■ Problem details: Restate all of the data exactly.

Items from an interface collection:

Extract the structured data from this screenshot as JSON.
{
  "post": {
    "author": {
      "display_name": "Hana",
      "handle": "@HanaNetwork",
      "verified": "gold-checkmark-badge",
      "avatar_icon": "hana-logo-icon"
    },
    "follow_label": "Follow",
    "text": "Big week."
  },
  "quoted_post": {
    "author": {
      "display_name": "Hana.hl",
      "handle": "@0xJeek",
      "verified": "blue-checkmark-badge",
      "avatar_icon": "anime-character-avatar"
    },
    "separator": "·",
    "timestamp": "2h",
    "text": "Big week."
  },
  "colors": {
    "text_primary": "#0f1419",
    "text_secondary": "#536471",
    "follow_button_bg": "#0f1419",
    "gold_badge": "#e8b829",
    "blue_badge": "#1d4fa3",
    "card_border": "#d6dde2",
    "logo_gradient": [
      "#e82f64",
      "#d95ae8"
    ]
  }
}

■ Expected answer:
Extract the structured data from this screenshot as JSON.
{
  "post": {
    "author": {
      "display_name": "Hana",
      "handle": "@HanaNetwork",
      "verified": "gold-checkmark-badge",
      "avatar_icon": "hana-logo-icon"
    },
    "follow_label": "Follow",
    "text": "Big week."
  },
  "quoted_post": {
    "author": {
      "display_name": "Hana.hl",
      "handle": "@0xJeek",
      "verified": "blue-checkmark-badge",
      "avatar_icon": "anime-character-avatar"
    },
    "separator": "·",
    "timestamp": "2h",
    "text": "Big week."
  },
  "colors": {
    "text_primary": "#0f1419",
    "text_secondary": "#536471",
    "follow_button_bg": "#0f1419",
    "gold_badge": "#e8b829",
    "blue_badge": "#1d4fa3",
    "card_border": "#d6dde2",
    "logo_gradient": [
      "#e82f64",
      "#d95ae8"
    ]
  }
}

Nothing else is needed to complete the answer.